- Mishpatim sources, with links to an online Mikraos Gedolos, and many meforshim on the parsha and haftarah. Great for preparing the parsha.
- Now these are the laws ... Is there room and legitimacy for a peshat commentary? This as a preface to Mishpatim, and so is part of the running commentary.
- When you purchase a Hebrew slave... Does leOlam mean until Yovel? Who is being spoken of here? How the theme is the balancing of the financial interests of the master and the human, personal interests of the servant. Also part of the running commentary.
- Permission for a doctor to heal, based on Rabbenu Bachya -- is the permission only for external wounds? is psychological treatment being excluded here? Plus, some troubling approaches to the legitimacy of psychology.
- The Satan dancing between the ox's horns, also based on a Rabbenu Bachya. What is the meaning of the statement in the gemara? And is that the same as Rabbenu Bachya's interpretation?
- Was the "Malach" Metatron or Moshe? A machlokes. And who exactly is this "Metatron?"
- Do not oppress the widow and the orphan -- the message in the threat being one of empathy.
- Marriage as penalty -- for a man who seduces a virgin. And how Shadal explains it as a matter of social standing.
- In Shadal's vikuach, a pasuk at the end of mishpatim with ambiguous parsing is used as a basis for showing that they did not have trup.
- Leaning on his staff, as we lean on Chazal
- and the interpretation of this legal point by pashtanim, as it might clash with established halacha.
- Acharei Rabbim LeHatos
- and how Rashi gives a peshat against the traditional, and halachic reading, but in line with the trup on the verse.
- by her husband, by her father. how Rashi presents them as simultaneously correct.

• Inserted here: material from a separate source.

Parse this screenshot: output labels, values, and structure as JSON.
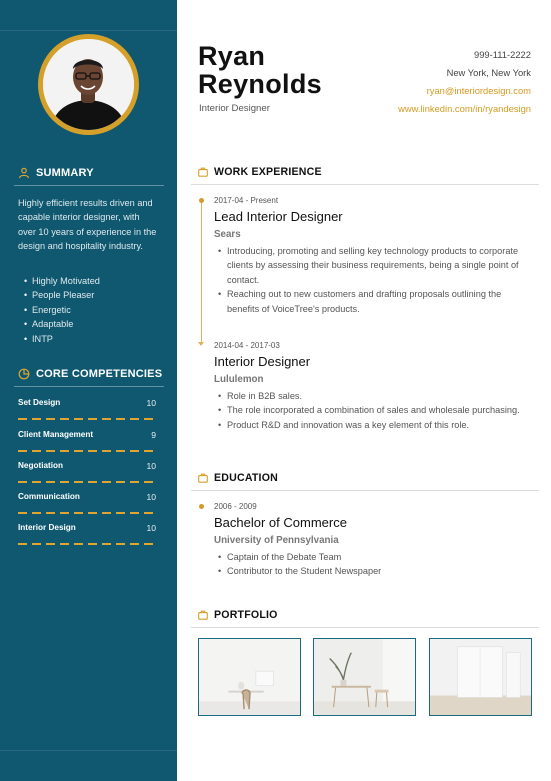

- an attempt at implementing ba bamachteret, such that homeowners can use lethal force on home intruders.
- in which the whole refers to the part. In Mishpatim, Moshe ascends with Aharon, Nadav and Avihu and the elders, and it subsequently refers to them as the Am. So too in Yitro, Moshe asks the elders a question and the Am responds.
- In which I argue that saying that it means monetary payment is actually peshat, because it actually is a metaphor in which the punishment fits the degree of the crime.
- and how two apparently opposing verses actually show different facets of the same law.
- how it represents a reform of existing practice, and implements protections for the captive woman.
to be continued...